### Description of the task
A single number is expected: the count of lines below where the word "arrow" occurs.

### Information shown
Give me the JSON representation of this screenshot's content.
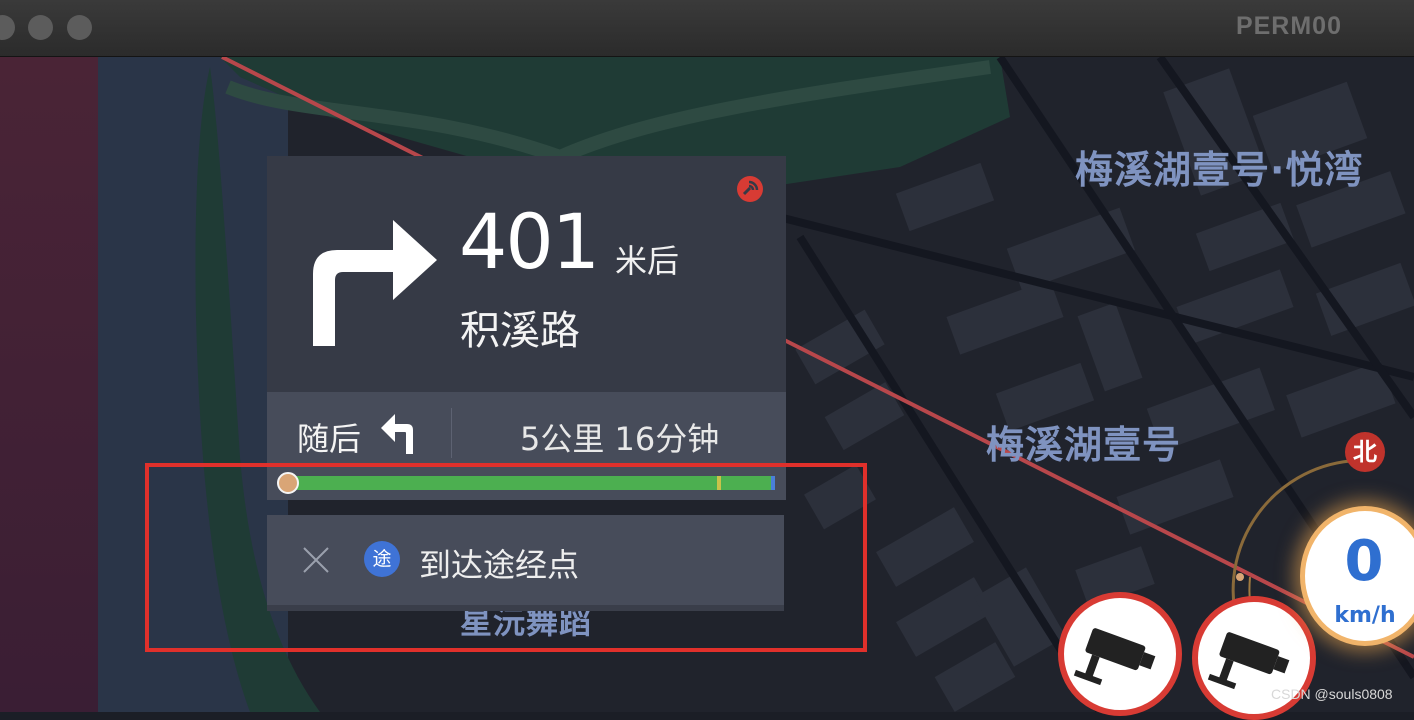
{
  "window": {
    "title": "PERM00"
  },
  "map": {
    "labels": [
      "梅溪湖壹号·悦湾",
      "梅溪湖壹号",
      "星沅舞蹈"
    ]
  },
  "navigation": {
    "maneuver": {
      "icon": "turn-right-arrow-icon",
      "distance": "401",
      "distance_unit": "米后",
      "road": "积溪路"
    },
    "next": {
      "label": "随后",
      "icon": "turn-left-arrow-icon"
    },
    "remaining": "5公里 16分钟",
    "progress": {
      "traveled_fraction": 0.0,
      "colors": {
        "clear": "#4caf50",
        "slow": "#c9c24a",
        "end": "#4a7fd8"
      }
    },
    "waypoint": {
      "badge": "途",
      "label": "到达途经点",
      "close_icon": "close-icon"
    },
    "gps_icon": "satellite-signal-icon"
  },
  "compass": {
    "label": "北"
  },
  "speed": {
    "value": "0",
    "unit": "km/h"
  },
  "cameras": [
    "traffic-camera-icon",
    "traffic-camera-icon"
  ],
  "watermark": "CSDN @souls0808",
  "colors": {
    "highlight": "#e0302b",
    "panel": "#363a46",
    "accent": "#3f73d6"
  }
}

### Written answer
2